Obadiah Keitany, the deputy secretary of the commission, noted that although they had started making payments to selected vendors for the elections and by-elections in 2022, the Treasury had not yet released funds.
The MPS had requested answers from IEBC officials in order to address concerns regarding the delay in paying service providers and election officials for goods and services provided during the conduct of the 2022 elections and by-elections.
Late last month, National Treasury Principal Secretary Dr. Chris Kiptoo testified before the Senate County Public Investment and Special Funds Committee and claimed that the government was in financial trouble because the Kenya Revenue Authority had missed its most recent revenue target by a staggering Sh67 billion.
He said this has led to Treasury failing to raise cash for payout to counties and even to ministries, departments and agencies (MDAs) with county governments owed Sh92.5 billion in delayed January, February and March equitable revenue sharing remittances and Sh204 billion to MDAs.
Continuing expenses of Sh96.5 billion, development funds worth Sh55 billion, and pensions worth Sh53 billion, according to him, are still owed to MDAs.
The PS emphasized that the current cash shortage prevents the Treasury from paying off existing bills. Regulatory payments like pensions, which come first on the Consolidated Fund and use at least 65% of the money collected by the national government, are always given priority by Treasury, he continued. Dr. Kiptoo informed the committee that the Treasury, for instance, spent Sh150 billion alone in March to pay down the nation’s debt.
Between July 1, 2022, and February 28, 2023, the government received Sh1.83 trillion in taxes. Of of this, Sh727 billion (or 40%) went toward ongoing expenses, and Sh694 billion (or 38%), into public debt.
According to new data from the Controller of Budget (CoB), the government spent Sh526 billion between July and December 2022 to pay its domestic and foreign creditors. This represents a significant increase of Sh130 billion, or 32.8%, from the Sh396 billion spent during the same time period in the prior year.

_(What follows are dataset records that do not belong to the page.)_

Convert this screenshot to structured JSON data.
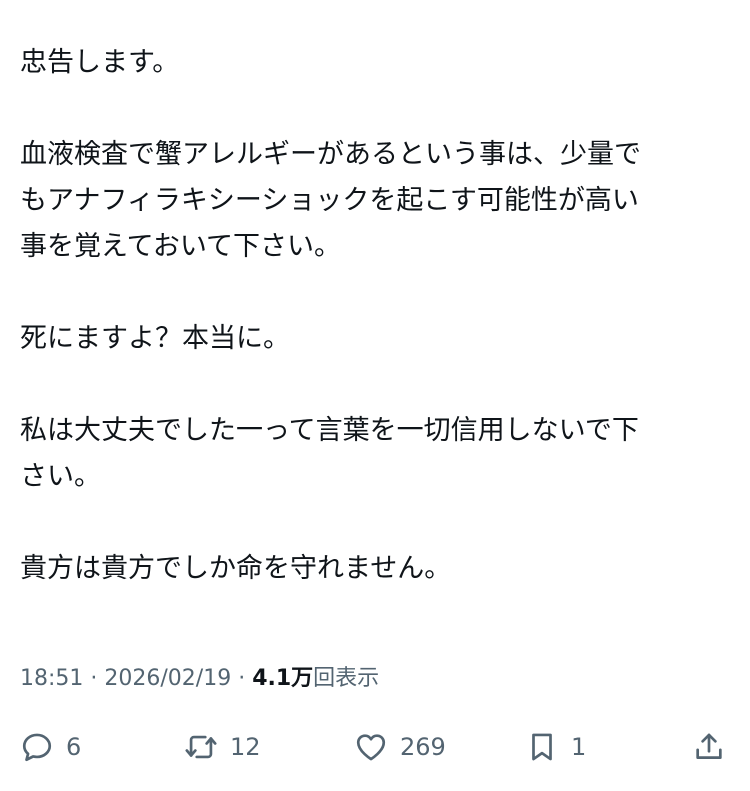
{
  "tweet": {
    "paragraphs": [
      [
        "忠告します。"
      ],
      [
        "血液検査で蟹アレルギーがあるという事は、少量で",
        "もアナフィラキシーショックを起こす可能性が高い",
        "事を覚えておいて下さい。"
      ],
      [
        "死にますよ？本当に。"
      ],
      [
        "私は大丈夫でした一って言葉を一切信用しないで下",
        "さい。"
      ],
      [
        "貴方は貴方でしか命を守れません。"
      ]
    ]
  },
  "meta": {
    "time": "18:51",
    "separator": " · ",
    "date": "2026/02/19",
    "views_count": "4.1万",
    "views_label": "回表示"
  },
  "actions": {
    "reply": {
      "icon": "reply-icon",
      "count": "6"
    },
    "retweet": {
      "icon": "retweet-icon",
      "count": "12"
    },
    "like": {
      "icon": "heart-icon",
      "count": "269"
    },
    "bookmark": {
      "icon": "bookmark-icon",
      "count": "1"
    },
    "share": {
      "icon": "share-icon"
    }
  },
  "colors": {
    "text": "#0f1419",
    "secondary": "#536471",
    "background": "#ffffff"
  }
}
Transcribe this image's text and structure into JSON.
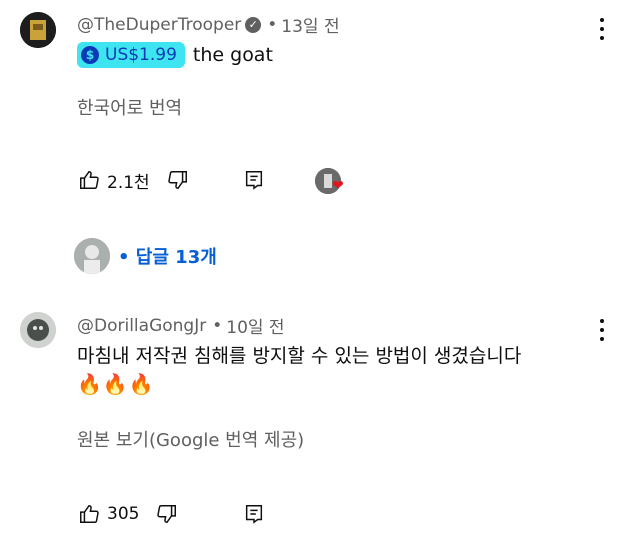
{
  "comments": [
    {
      "author": "@TheDuperTrooper",
      "time": "13일 전",
      "superthanks": "US$1.99",
      "text": "the goat",
      "translate_label": "한국어로 번역",
      "likes": "2.1천",
      "replies_label": "답글 13개"
    },
    {
      "author": "@DorillaGongJr",
      "time": "10일 전",
      "text": "마침내 저작권 침해를 방지할 수 있는 방법이 생겼습니다",
      "emoji": "🔥🔥🔥",
      "translate_label": "원본 보기(Google 번역 제공)",
      "likes": "305"
    }
  ],
  "ui": {
    "dot": "•",
    "coin_symbol": "$",
    "verified_symbol": "✓",
    "heart_symbol": "❤"
  },
  "icons": [
    "like-icon",
    "dislike-icon",
    "reply-icon",
    "more-icon",
    "verified-icon",
    "heart-icon"
  ],
  "colors": {
    "superthanks_bg": "#3ee5f0",
    "superthanks_fg": "#0b3ab8",
    "reply_link": "#065fd4",
    "meta": "#606060",
    "heart": "#e0161d"
  }
}
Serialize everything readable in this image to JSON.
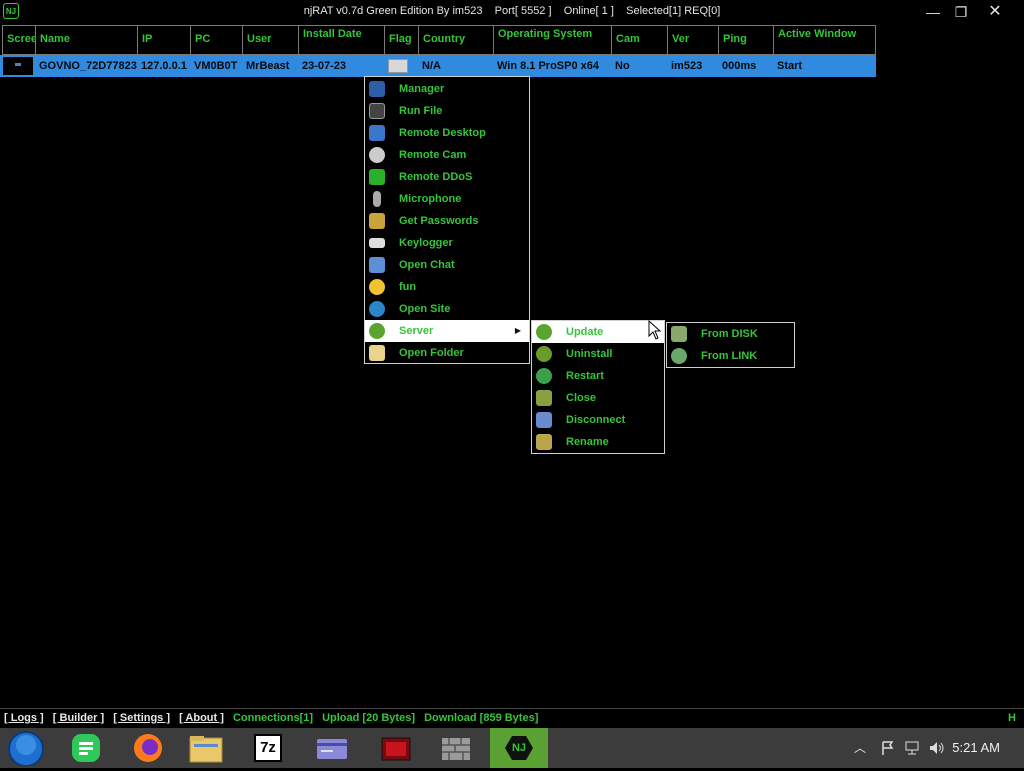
{
  "window": {
    "title": "njRAT v0.7d Green Edition By im523    Port[ 5552 ]    Online[ 1 ]    Selected[1] REQ[0]",
    "app_icon_text": "NJ",
    "minimize": "—",
    "maximize": "❐",
    "close": "✕"
  },
  "table": {
    "headers": [
      "Scree",
      "Name",
      "IP",
      "PC",
      "User",
      "Install Date",
      "Flag",
      "Country",
      "Operating System",
      "Cam",
      "Ver",
      "Ping",
      "Active Window"
    ],
    "row": {
      "name": "GOVNO_72D77823",
      "ip": "127.0.0.1",
      "pc": "VM0B0T",
      "user": "MrBeast",
      "install_date": "23-07-23",
      "country": "N/A",
      "os": "Win 8.1 ProSP0 x64",
      "cam": "No",
      "ver": "im523",
      "ping": "000ms",
      "active_window": "Start"
    }
  },
  "context_menu": {
    "items": [
      {
        "label": "Manager",
        "icon": "monitor-icon"
      },
      {
        "label": "Run File",
        "icon": "console-icon"
      },
      {
        "label": "Remote Desktop",
        "icon": "desktop-icon"
      },
      {
        "label": "Remote Cam",
        "icon": "webcam-icon"
      },
      {
        "label": "Remote DDoS",
        "icon": "ddos-icon"
      },
      {
        "label": "Microphone",
        "icon": "microphone-icon"
      },
      {
        "label": "Get Passwords",
        "icon": "key-icon"
      },
      {
        "label": "Keylogger",
        "icon": "keyboard-icon"
      },
      {
        "label": "Open Chat",
        "icon": "chat-icon"
      },
      {
        "label": "fun",
        "icon": "smiley-icon"
      },
      {
        "label": "Open Site",
        "icon": "globe-icon"
      },
      {
        "label": "Server",
        "icon": "gear-icon"
      },
      {
        "label": "Open Folder",
        "icon": "folder-icon"
      }
    ]
  },
  "server_submenu": {
    "items": [
      {
        "label": "Update",
        "icon": "update-icon"
      },
      {
        "label": "Uninstall",
        "icon": "uninstall-icon"
      },
      {
        "label": "Restart",
        "icon": "restart-icon"
      },
      {
        "label": "Close",
        "icon": "close-server-icon"
      },
      {
        "label": "Disconnect",
        "icon": "disconnect-icon"
      },
      {
        "label": "Rename",
        "icon": "rename-icon"
      }
    ]
  },
  "update_submenu": {
    "items": [
      {
        "label": "From DISK",
        "icon": "disk-icon"
      },
      {
        "label": "From LINK",
        "icon": "link-globe-icon"
      }
    ]
  },
  "statusbar": {
    "logs": "[ Logs ]",
    "builder": "[ Builder ]",
    "settings": "[ Settings ]",
    "about": "[ About ]",
    "connections": "Connections[1]",
    "upload": "Upload [20 Bytes]",
    "download": "Download [859 Bytes]",
    "right_mark": "H"
  },
  "taskbar": {
    "apps": [
      "start-orb-icon",
      "notes-app-icon",
      "firefox-icon",
      "file-explorer-icon",
      "7zip-icon",
      "card-app-icon",
      "media-app-icon",
      "firewall-icon",
      "njrat-icon"
    ],
    "njrat_label": "NJ",
    "sevenzip_label": "7z",
    "clock": "5:21 AM"
  },
  "colors": {
    "accent_green": "#35c43a",
    "selection_blue": "#2f8ae0",
    "background": "#000000",
    "taskbar": "#3c3c3c"
  }
}
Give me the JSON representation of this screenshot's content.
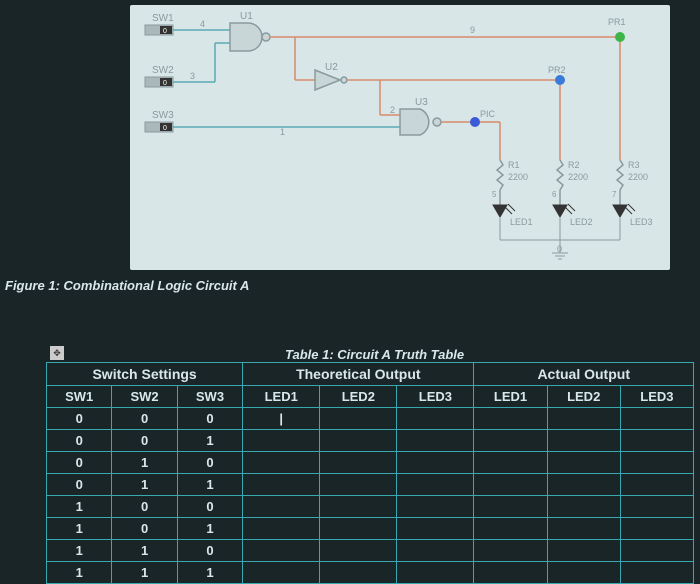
{
  "figure_caption": "Figure 1: Combinational Logic Circuit A",
  "table_title": "Table 1: Circuit A Truth Table",
  "circuit": {
    "switches": [
      "SW1",
      "SW2",
      "SW3"
    ],
    "gates": [
      "U1",
      "U2",
      "U3"
    ],
    "probes": [
      "PR1",
      "PR2",
      "PIC"
    ],
    "resistors": [
      {
        "name": "R1",
        "value": "2200"
      },
      {
        "name": "R2",
        "value": "2200"
      },
      {
        "name": "R3",
        "value": "2200"
      }
    ],
    "leds": [
      "LED1",
      "LED2",
      "LED3"
    ]
  },
  "table": {
    "group_headers": [
      "Switch Settings",
      "Theoretical Output",
      "Actual Output"
    ],
    "col_headers": [
      "SW1",
      "SW2",
      "SW3",
      "LED1",
      "LED2",
      "LED3",
      "LED1",
      "LED2",
      "LED3"
    ],
    "rows": [
      {
        "sw1": "0",
        "sw2": "0",
        "sw3": "0",
        "t1": "",
        "t2": "",
        "t3": "",
        "a1": "",
        "a2": "",
        "a3": ""
      },
      {
        "sw1": "0",
        "sw2": "0",
        "sw3": "1",
        "t1": "",
        "t2": "",
        "t3": "",
        "a1": "",
        "a2": "",
        "a3": ""
      },
      {
        "sw1": "0",
        "sw2": "1",
        "sw3": "0",
        "t1": "",
        "t2": "",
        "t3": "",
        "a1": "",
        "a2": "",
        "a3": ""
      },
      {
        "sw1": "0",
        "sw2": "1",
        "sw3": "1",
        "t1": "",
        "t2": "",
        "t3": "",
        "a1": "",
        "a2": "",
        "a3": ""
      },
      {
        "sw1": "1",
        "sw2": "0",
        "sw3": "0",
        "t1": "",
        "t2": "",
        "t3": "",
        "a1": "",
        "a2": "",
        "a3": ""
      },
      {
        "sw1": "1",
        "sw2": "0",
        "sw3": "1",
        "t1": "",
        "t2": "",
        "t3": "",
        "a1": "",
        "a2": "",
        "a3": ""
      },
      {
        "sw1": "1",
        "sw2": "1",
        "sw3": "0",
        "t1": "",
        "t2": "",
        "t3": "",
        "a1": "",
        "a2": "",
        "a3": ""
      },
      {
        "sw1": "1",
        "sw2": "1",
        "sw3": "1",
        "t1": "",
        "t2": "",
        "t3": "",
        "a1": "",
        "a2": "",
        "a3": ""
      }
    ]
  },
  "cursor": "|"
}
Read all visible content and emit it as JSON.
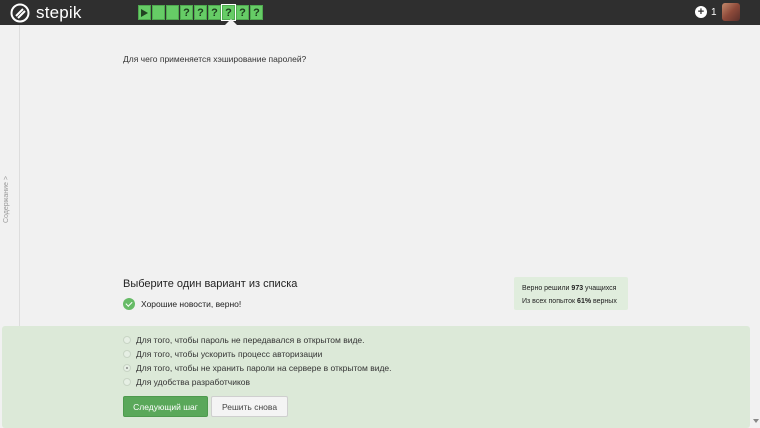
{
  "app": {
    "name": "stepik"
  },
  "steps": [
    "",
    "",
    "",
    "?",
    "?",
    "?",
    "?",
    "?",
    "?"
  ],
  "points": {
    "value": "1"
  },
  "sidebar": {
    "label": "Содержание >"
  },
  "question": {
    "text": "Для чего применяется хэширование паролей?"
  },
  "quiz": {
    "heading": "Выберите один вариант из списка",
    "feedback": "Хорошие новости, верно!",
    "stats": {
      "line1_prefix": "Верно решили ",
      "line1_value": "973",
      "line1_suffix": " учащихся",
      "line2_prefix": "Из всех попыток ",
      "line2_value": "61%",
      "line2_suffix": " верных"
    },
    "options": [
      {
        "label": "Для того, чтобы пароль не передавался в открытом виде.",
        "selected": false
      },
      {
        "label": "Для того, чтобы ускорить процесс авторизации",
        "selected": false
      },
      {
        "label": "Для того, чтобы не хранить пароли на сервере в открытом виде.",
        "selected": true
      },
      {
        "label": "Для удобства разработчиков",
        "selected": false
      }
    ],
    "next_label": "Следующий шаг",
    "retry_label": "Решить снова"
  },
  "colors": {
    "topbar": "#2f2f2f",
    "success": "#5aa85a",
    "panel": "#dce9d8"
  }
}
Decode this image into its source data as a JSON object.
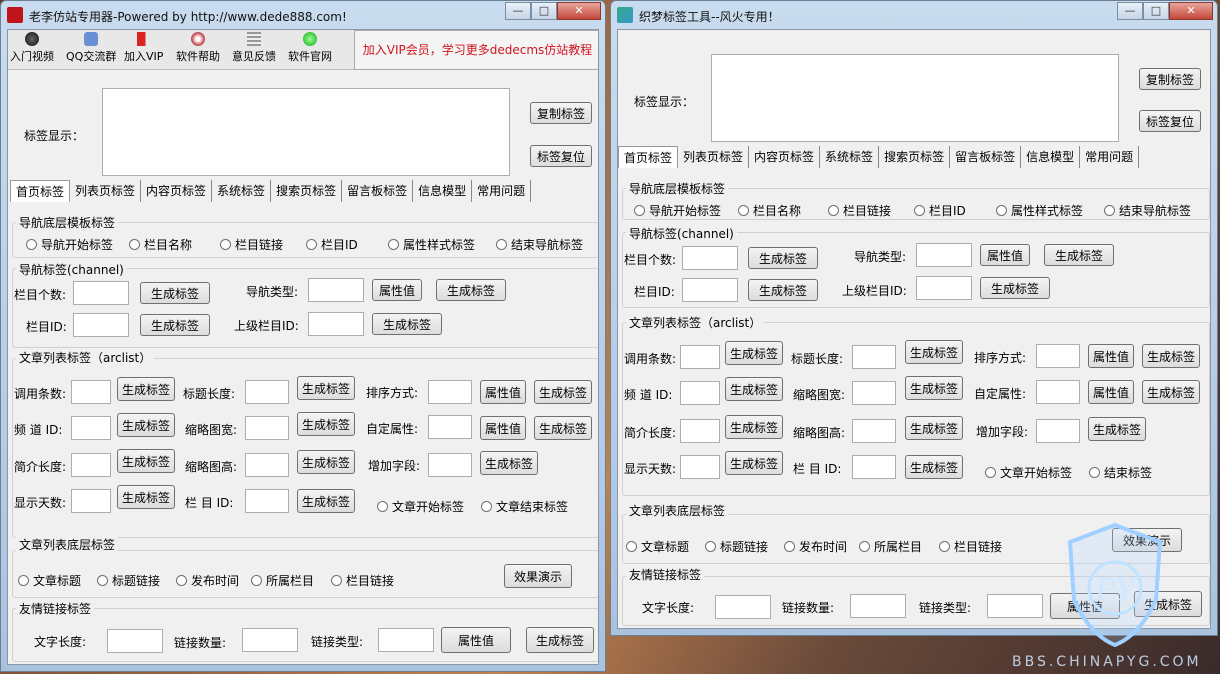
{
  "left_window": {
    "title": "老李仿站专用器-Powered by http://www.dede888.com!",
    "toolbar": [
      {
        "label": "入门视频",
        "icon": "video-icon"
      },
      {
        "label": "QQ交流群",
        "icon": "qq-group-icon"
      },
      {
        "label": "加入VIP",
        "icon": "vip-flag-icon"
      },
      {
        "label": "软件帮助",
        "icon": "help-icon"
      },
      {
        "label": "意见反馈",
        "icon": "feedback-icon"
      },
      {
        "label": "软件官网",
        "icon": "website-icon"
      }
    ],
    "vip_banner": "加入VIP会员，学习更多dedecms仿站教程"
  },
  "right_window": {
    "title": "织梦标签工具--风火专用！"
  },
  "common": {
    "tag_display": "标签显示：",
    "copy_tag": "复制标签",
    "reset_tag": "标签复位",
    "tabs": [
      "首页标签",
      "列表页标签",
      "内容页标签",
      "系统标签",
      "搜索页标签",
      "留言板标签",
      "信息模型",
      "常用问题"
    ],
    "nav_bottom_group": "导航底层模板标签",
    "nav_bottom_radios": [
      "导航开始标签",
      "栏目名称",
      "栏目链接",
      "栏目ID",
      "属性样式标签",
      "结束导航标签"
    ],
    "nav_group": "导航标签(channel)",
    "col_count": "栏目个数:",
    "gen_tag": "生成标签",
    "nav_type": "导航类型:",
    "attr_val": "属性值",
    "col_id": "栏目ID:",
    "parent_col_id": "上级栏目ID:",
    "arclist_group": "文章列表标签（arclist）",
    "call_count": "调用条数:",
    "title_len": "标题长度:",
    "sort_way": "排序方式:",
    "channel_id": "频 道 ID:",
    "thumb_w": "缩略图宽:",
    "custom_attr": "自定属性:",
    "intro_len": "简介长度:",
    "thumb_h": "缩略图高:",
    "add_field": "增加字段:",
    "show_days": "显示天数:",
    "col_id2": "栏 目 ID:",
    "art_start": "文章开始标签",
    "art_end": "结束标签",
    "art_end_left": "文章结束标签",
    "art_bottom_group": "文章列表底层标签",
    "art_bottom_radios": [
      "文章标题",
      "标题链接",
      "发布时间",
      "所属栏目",
      "栏目链接"
    ],
    "demo": "效果演示",
    "friend_group": "友情链接标签",
    "text_len": "文字长度:",
    "link_count": "链接数量:",
    "link_type": "链接类型:"
  },
  "watermark": {
    "text": "BBS.CHINAPYG.COM",
    "logo": "PY"
  }
}
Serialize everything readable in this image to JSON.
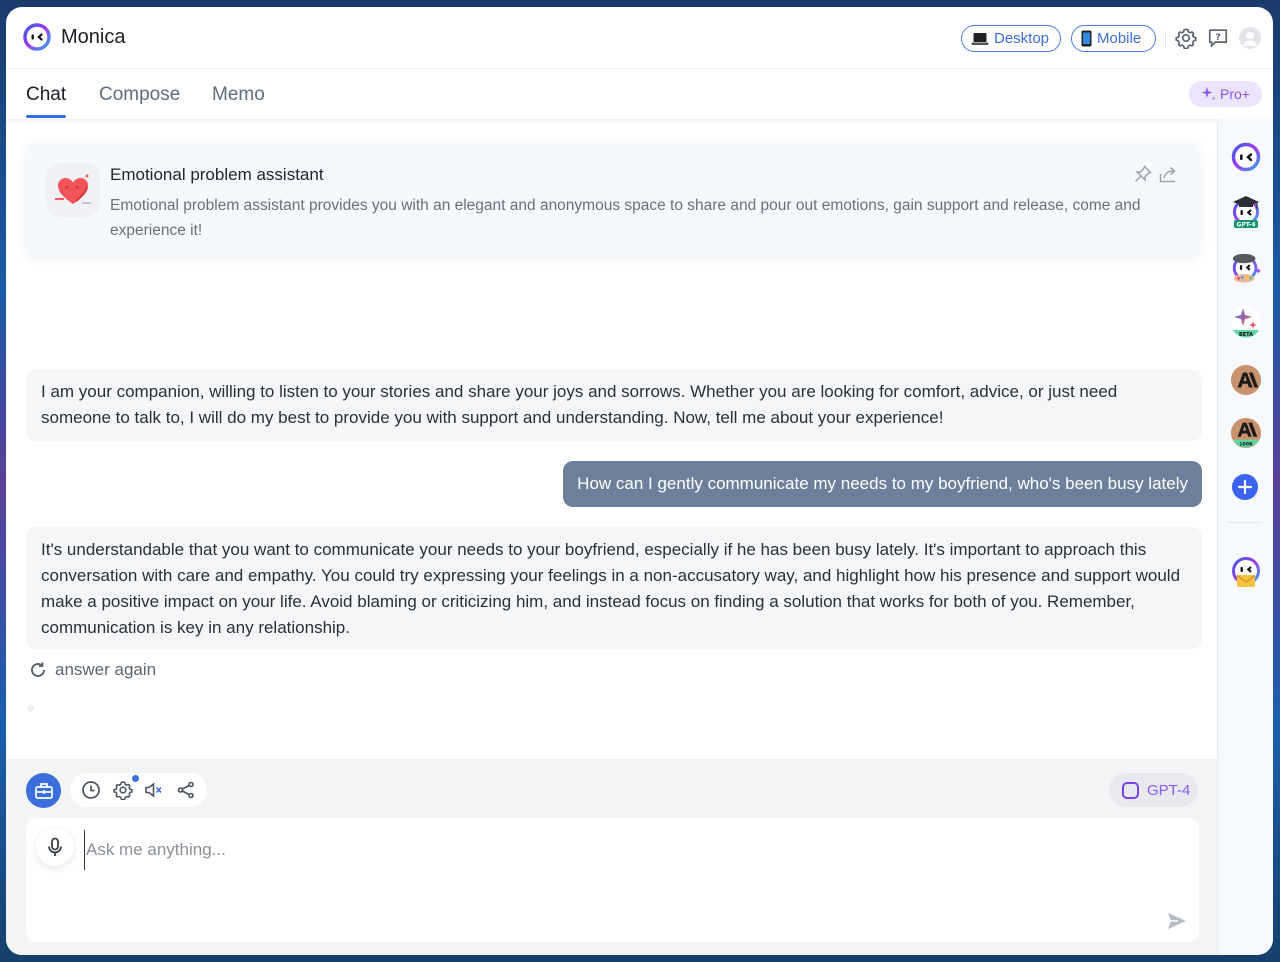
{
  "app": {
    "title": "Monica"
  },
  "header": {
    "desktop_label": "Desktop",
    "mobile_label": "Mobile",
    "icons": [
      "laptop-icon",
      "phone-icon",
      "gear-icon",
      "help-icon",
      "avatar-icon"
    ]
  },
  "tabs": [
    {
      "label": "Chat",
      "active": true
    },
    {
      "label": "Compose",
      "active": false
    },
    {
      "label": "Memo",
      "active": false
    }
  ],
  "pro_badge": {
    "label": "Pro+"
  },
  "assistant_card": {
    "title": "Emotional problem assistant",
    "description": "Emotional problem assistant provides you with an elegant and anonymous space to share and pour out emotions, gain support and release, come and experience it!"
  },
  "messages": [
    {
      "role": "assistant",
      "text": "I am your companion, willing to listen to your stories and share your joys and sorrows. Whether you are looking for comfort, advice, or just need someone to talk to, I will do my best to provide you with support and understanding. Now, tell me about your experience!"
    },
    {
      "role": "user",
      "text": "How can I gently communicate my needs to my boyfriend, who's been busy lately"
    },
    {
      "role": "assistant",
      "text": "It's understandable that you want to communicate your needs to your boyfriend, especially if he has been busy lately. It's important to approach this conversation with care and empathy. You could try expressing your feelings in a non-accusatory way, and highlight how his presence and support would make a positive impact on your life. Avoid blaming or criticizing him, and instead focus on finding a solution that works for both of you. Remember, communication is key in any relationship."
    }
  ],
  "answer_again_label": "answer again",
  "composer": {
    "model_label": "GPT-4",
    "placeholder": "Ask me anything...",
    "value": ""
  },
  "sidebar": {
    "bots": [
      {
        "name": "monica-bot",
        "badge": ""
      },
      {
        "name": "gpt4-bot",
        "badge": "GPT-4"
      },
      {
        "name": "painter-bot",
        "badge": ""
      },
      {
        "name": "gemini-bot",
        "badge": "BETA"
      },
      {
        "name": "claude-bot",
        "badge": ""
      },
      {
        "name": "claude-100k-bot",
        "badge": "100K"
      }
    ]
  },
  "colors": {
    "accent": "#3470e4",
    "pro": "#8a55ea",
    "user_bubble": "#6c809c",
    "assistant_bubble": "#f5f6f8"
  }
}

This came from the Sh952.6 billion that KRA had amassed during the time period under consideration.
The PS revealed the Treasury will “receive good amount of money from the World Bank” next month, but noted that they are working hard to increase revenues through tax administration and tax compliance.
Although things are not going well, Mr. Kiptoo added, “We are working nonstop and believe that by April and May we will be in a better position.”
Staff in county governments have been hardest hurt by the financial crisis. Many workers in at least 20 counties reported not receiving a paycheck for two months, while other counties had not yet paid March salary.
Some of the worst-hit counties include Tharaka-Nithi, Kirinyaga, Nyandarua, Marsabit, Murang’a, Laikipia, Kakamega, Bungoma, Busia, Vihiga, Nymira, Kisii, and Kisumu. Early childhood development and education teachers as well as healthcare professionals have yet to receive their pay for February and March.
The head of the Presidential Council of Economic Advisors, Dr. David Ndii, defended the administration while blaming a number of loans with billion-dollar maturities and a slow growth in revenue for the financial crisis.
Kenya continues to be at significant risk of debt distress after the public debt reached the Sh9 trillion mark in December. In the current fiscal year, the government intends to borrow Sh720.1 billion, which could cause the public debt to surpass Sh10 trillion by June 2024.